Debono here reminds me that success in this area was also one of the key promises that won the Labour Party the March 2013 election.

“Let us not also forget that, when the Labour Party was still in Opposition, its two major promises were a ‘roadmap’, in particular about public transport and infrastructure, and the completion of a new power station in two years. So government actually placed all its eggs in that one basket, and so far they have failed miserably.”

That may well be true, but it doesn’t reassure us that the PN would be any more successful. Debono mentioned one example herself: public transport, which she describes as a ‘complete disaster’.

The description is apt, as even I can confirm from my attempts to use the service. But the PN had also tried to reform public transport, and the results were hardly any better. How would she react if I put it to her that, given its own disastrous record in the same department, public transport is one area where the PN is certainly not in a position to criticise?

“I am definitely not going to defend the public transport reform under the previous administration. It left much to be desired. However, when it comes to pounds, shillings and pence… under this government the taxpayer is paying three times as much in subsidies, which have now reached €30 million. One would expect, then, that the service should be three times better than it was before. And definitely, it is not…”

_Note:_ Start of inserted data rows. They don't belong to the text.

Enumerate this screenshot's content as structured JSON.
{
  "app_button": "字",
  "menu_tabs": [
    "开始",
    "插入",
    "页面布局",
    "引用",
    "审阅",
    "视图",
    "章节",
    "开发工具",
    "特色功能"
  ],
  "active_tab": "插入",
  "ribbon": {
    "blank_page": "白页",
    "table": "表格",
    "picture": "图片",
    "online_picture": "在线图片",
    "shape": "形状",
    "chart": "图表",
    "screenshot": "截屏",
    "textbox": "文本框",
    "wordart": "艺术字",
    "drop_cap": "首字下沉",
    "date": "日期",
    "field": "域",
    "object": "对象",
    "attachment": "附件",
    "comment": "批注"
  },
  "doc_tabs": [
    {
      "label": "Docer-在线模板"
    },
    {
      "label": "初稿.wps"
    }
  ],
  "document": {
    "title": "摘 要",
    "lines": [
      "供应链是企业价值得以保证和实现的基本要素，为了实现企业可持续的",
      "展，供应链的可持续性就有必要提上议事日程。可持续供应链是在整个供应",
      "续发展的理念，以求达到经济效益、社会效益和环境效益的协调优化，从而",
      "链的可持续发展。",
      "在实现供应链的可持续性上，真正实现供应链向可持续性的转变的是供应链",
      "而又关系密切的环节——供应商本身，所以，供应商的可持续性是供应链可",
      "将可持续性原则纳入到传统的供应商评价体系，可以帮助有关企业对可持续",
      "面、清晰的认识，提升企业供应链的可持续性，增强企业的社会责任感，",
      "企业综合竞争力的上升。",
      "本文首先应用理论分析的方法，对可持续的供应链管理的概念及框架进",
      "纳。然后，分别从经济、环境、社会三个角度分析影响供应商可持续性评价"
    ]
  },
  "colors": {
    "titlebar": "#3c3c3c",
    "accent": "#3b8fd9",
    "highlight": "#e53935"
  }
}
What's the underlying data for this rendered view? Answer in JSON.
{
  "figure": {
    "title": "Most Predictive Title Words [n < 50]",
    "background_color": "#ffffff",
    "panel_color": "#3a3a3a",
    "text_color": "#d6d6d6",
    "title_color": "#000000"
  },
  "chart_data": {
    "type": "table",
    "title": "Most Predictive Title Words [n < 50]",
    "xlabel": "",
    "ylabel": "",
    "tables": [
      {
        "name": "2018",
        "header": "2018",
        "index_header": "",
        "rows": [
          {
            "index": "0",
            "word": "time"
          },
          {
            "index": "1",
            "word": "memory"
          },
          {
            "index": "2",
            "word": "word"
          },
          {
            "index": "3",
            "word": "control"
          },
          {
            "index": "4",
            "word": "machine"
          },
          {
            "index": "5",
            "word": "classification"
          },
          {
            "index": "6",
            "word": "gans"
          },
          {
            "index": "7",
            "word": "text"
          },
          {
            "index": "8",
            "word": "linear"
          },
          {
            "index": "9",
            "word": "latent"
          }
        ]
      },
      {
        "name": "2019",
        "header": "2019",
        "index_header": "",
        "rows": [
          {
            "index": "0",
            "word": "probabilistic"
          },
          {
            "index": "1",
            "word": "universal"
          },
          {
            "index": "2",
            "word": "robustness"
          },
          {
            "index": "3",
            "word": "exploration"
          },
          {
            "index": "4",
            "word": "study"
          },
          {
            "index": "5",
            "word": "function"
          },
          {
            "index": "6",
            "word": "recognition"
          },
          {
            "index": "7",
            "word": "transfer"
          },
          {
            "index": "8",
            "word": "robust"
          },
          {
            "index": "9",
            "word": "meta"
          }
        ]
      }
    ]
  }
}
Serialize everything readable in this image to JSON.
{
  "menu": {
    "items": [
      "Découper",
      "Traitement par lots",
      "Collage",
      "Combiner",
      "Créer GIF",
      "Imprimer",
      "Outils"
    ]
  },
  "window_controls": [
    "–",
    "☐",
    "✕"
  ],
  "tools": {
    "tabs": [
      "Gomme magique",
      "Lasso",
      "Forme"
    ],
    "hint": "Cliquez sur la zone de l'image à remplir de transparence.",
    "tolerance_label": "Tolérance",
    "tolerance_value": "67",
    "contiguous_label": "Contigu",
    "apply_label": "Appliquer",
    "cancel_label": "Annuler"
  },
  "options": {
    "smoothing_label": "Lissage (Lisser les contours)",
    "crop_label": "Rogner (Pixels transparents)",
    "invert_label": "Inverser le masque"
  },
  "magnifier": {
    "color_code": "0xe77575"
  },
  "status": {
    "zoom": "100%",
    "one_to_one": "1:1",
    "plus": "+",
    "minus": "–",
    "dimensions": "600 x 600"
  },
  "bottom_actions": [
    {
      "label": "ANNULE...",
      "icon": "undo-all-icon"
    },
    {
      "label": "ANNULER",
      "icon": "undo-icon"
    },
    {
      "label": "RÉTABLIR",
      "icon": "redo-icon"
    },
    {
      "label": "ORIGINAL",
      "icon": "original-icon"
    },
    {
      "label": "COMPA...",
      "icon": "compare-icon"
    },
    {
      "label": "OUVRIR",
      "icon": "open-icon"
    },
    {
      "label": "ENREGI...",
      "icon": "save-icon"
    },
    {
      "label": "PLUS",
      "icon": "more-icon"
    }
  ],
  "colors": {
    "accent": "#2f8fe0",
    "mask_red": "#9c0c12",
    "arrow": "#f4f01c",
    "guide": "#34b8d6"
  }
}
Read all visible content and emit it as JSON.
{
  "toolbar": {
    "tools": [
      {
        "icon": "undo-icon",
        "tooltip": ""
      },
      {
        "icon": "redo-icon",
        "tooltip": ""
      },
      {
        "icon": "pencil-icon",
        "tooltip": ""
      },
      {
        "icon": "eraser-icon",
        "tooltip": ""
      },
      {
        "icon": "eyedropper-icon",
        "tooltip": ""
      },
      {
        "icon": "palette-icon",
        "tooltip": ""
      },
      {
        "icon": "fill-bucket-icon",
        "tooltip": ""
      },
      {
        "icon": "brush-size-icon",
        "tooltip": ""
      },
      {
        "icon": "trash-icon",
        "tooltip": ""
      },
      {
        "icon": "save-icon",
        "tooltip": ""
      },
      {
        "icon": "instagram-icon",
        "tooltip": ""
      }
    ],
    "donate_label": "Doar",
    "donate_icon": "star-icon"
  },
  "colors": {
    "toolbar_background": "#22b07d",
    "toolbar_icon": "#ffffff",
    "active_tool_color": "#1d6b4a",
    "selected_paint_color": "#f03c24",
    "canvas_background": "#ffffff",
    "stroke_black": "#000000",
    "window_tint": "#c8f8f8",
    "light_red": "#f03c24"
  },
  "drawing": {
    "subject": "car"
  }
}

Perhaps. But at the same time, the implications of Debono’s assertion are also a little bleak. It would appear that traffic – and public transport in particular – is a problem that is simply beyond the capabilities of either party to solve… even if both parties consistently project themselves as the ‘solution’ to all Malta’s problems.

So why should today’s electorate trust the PN more with regard to this issue… when it was just as incompetent in its past efforts as Labour is today?

“I wouldn’t say it is ‘beyond’ the capabilities of the Nationalist party. However, I would personally much rather if this issue had never, ever, ever been politicised. I acknowledge the government’s successes in certain sectors – for instance, financial services – because there was always political consensus. However, let us not forget the major electoral pledge by Joseph Muscat, when in opposition, that he had a ‘roadmap’ for public transport. People voted for that pledge; they believed in that promise. People hoped that there was this vision. But evidently, there is no vision in place today. That is why the Opposition feels the people have been deceived. There is a big deceit in all this. They literally tried to make us all believe that they had this magic roadmap, when they very clearly didn’t.”